Task requirements: The entire listing below should be output exactly as it stands.

Data section:
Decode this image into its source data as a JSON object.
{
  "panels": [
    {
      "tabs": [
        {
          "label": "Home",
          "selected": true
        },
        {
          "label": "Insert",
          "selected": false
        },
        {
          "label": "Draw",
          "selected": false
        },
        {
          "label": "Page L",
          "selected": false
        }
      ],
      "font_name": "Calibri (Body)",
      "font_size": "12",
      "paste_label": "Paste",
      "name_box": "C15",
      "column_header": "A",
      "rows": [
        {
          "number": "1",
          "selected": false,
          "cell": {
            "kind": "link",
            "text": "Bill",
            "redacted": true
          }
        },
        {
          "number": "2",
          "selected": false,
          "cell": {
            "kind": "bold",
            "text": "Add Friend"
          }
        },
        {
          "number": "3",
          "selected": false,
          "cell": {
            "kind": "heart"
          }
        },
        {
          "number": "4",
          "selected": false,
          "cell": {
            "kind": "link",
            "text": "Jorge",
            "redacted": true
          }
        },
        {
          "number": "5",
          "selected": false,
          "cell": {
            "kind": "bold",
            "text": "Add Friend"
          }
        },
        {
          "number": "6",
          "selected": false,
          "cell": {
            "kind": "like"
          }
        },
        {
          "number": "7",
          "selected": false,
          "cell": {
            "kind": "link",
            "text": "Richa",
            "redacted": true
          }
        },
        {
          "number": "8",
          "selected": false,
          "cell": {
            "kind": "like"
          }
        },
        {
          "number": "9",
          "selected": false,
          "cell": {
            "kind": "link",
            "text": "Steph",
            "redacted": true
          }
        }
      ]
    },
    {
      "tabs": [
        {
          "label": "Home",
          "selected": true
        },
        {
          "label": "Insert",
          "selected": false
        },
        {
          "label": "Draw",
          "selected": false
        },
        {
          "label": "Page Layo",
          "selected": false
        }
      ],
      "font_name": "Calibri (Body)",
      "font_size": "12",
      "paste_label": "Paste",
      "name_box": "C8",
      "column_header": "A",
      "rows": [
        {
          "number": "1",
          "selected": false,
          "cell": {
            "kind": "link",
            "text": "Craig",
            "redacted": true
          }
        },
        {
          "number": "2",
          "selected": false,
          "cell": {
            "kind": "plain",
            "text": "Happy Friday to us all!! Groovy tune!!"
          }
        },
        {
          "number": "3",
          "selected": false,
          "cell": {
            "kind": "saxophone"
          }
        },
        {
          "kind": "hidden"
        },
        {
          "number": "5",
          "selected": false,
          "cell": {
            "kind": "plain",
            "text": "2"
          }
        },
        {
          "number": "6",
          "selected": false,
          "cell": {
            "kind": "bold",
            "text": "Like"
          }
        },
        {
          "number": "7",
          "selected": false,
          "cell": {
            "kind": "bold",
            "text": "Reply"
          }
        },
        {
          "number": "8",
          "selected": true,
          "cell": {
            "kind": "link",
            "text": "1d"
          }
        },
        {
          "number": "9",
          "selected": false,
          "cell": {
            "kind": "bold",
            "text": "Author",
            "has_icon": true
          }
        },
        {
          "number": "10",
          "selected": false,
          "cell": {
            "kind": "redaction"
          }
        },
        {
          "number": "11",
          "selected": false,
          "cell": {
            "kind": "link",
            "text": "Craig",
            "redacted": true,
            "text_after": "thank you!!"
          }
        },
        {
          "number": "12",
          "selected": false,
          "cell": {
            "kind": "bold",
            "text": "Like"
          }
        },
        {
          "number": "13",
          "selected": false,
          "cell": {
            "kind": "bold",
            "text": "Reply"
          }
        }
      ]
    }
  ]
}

Answer space:
Decode this image into its source data as a JSON object.
{
  "panels": [
    {
      "tabs": [
        {
          "label": "Home",
          "selected": true
        },
        {
          "label": "Insert",
          "selected": false
        },
        {
          "label": "Draw",
          "selected": false
        },
        {
          "label": "Page L",
          "selected": false
        }
      ],
      "font_name": "Calibri (Body)",
      "font_size": "12",
      "paste_label": "Paste",
      "name_box": "C15",
      "column_header": "A",
      "rows": [
        {
          "number": "1",
          "selected": false,
          "cell": {
            "kind": "link",
            "text": "Bill",
            "redacted": true
          }
        },
        {
          "number": "2",
          "selected": false,
          "cell": {
            "kind": "bold",
            "text": "Add Friend"
          }
        },
        {
          "number": "3",
          "selected": false,
          "cell": {
            "kind": "heart"
          }
        },
        {
          "number": "4",
          "selected": false,
          "cell": {
            "kind": "link",
            "text": "Jorge",
            "redacted": true
          }
        },
        {
          "number": "5",
          "selected": false,
          "cell": {
            "kind": "bold",
            "text": "Add Friend"
          }
        },
        {
          "number": "6",
          "selected": false,
          "cell": {
            "kind": "like"
          }
        },
        {
          "number": "7",
          "selected": false,
          "cell": {
            "kind": "link",
            "text": "Richa",
            "redacted": true
          }
        },
        {
          "number": "8",
          "selected": false,
          "cell": {
            "kind": "like"
          }
        },
        {
          "number": "9",
          "selected": false,
          "cell": {
            "kind": "link",
            "text": "Steph",
            "redacted": true
          }
        }
      ]
    },
    {
      "tabs": [
        {
          "label": "Home",
          "selected": true
        },
        {
          "label": "Insert",
          "selected": false
        },
        {
          "label": "Draw",
          "selected": false
        },
        {
          "label": "Page Layo",
          "selected": false
        }
      ],
      "font_name": "Calibri (Body)",
      "font_size": "12",
      "paste_label": "Paste",
      "name_box": "C8",
      "column_header": "A",
      "rows": [
        {
          "number": "1",
          "selected": false,
          "cell": {
            "kind": "link",
            "text": "Craig",
            "redacted": true
          }
        },
        {
          "number": "2",
          "selected": false,
          "cell": {
            "kind": "plain",
            "text": "Happy Friday to us all!! Groovy tune!!"
          }
        },
        {
          "number": "3",
          "selected": false,
          "cell": {
            "kind": "saxophone"
          }
        },
        {
          "kind": "hidden"
        },
        {
          "number": "5",
          "selected": false,
          "cell": {
            "kind": "plain",
            "text": "2"
          }
        },
        {
          "number": "6",
          "selected": false,
          "cell": {
            "kind": "bold",
            "text": "Like"
          }
        },
        {
          "number": "7",
          "selected": false,
          "cell": {
            "kind": "bold",
            "text": "Reply"
          }
        },
        {
          "number": "8",
          "selected": true,
          "cell": {
            "kind": "link",
            "text": "1d"
          }
        },
        {
          "number": "9",
          "selected": false,
          "cell": {
            "kind": "bold",
            "text": "Author",
            "has_icon": true
          }
        },
        {
          "number": "10",
          "selected": false,
          "cell": {
            "kind": "redaction"
          }
        },
        {
          "number": "11",
          "selected": false,
          "cell": {
            "kind": "link",
            "text": "Craig",
            "redacted": true,
            "text_after": "thank you!!"
          }
        },
        {
          "number": "12",
          "selected": false,
          "cell": {
            "kind": "bold",
            "text": "Like"
          }
        },
        {
          "number": "13",
          "selected": false,
          "cell": {
            "kind": "bold",
            "text": "Reply"
          }
        }
      ]
    }
  ]
}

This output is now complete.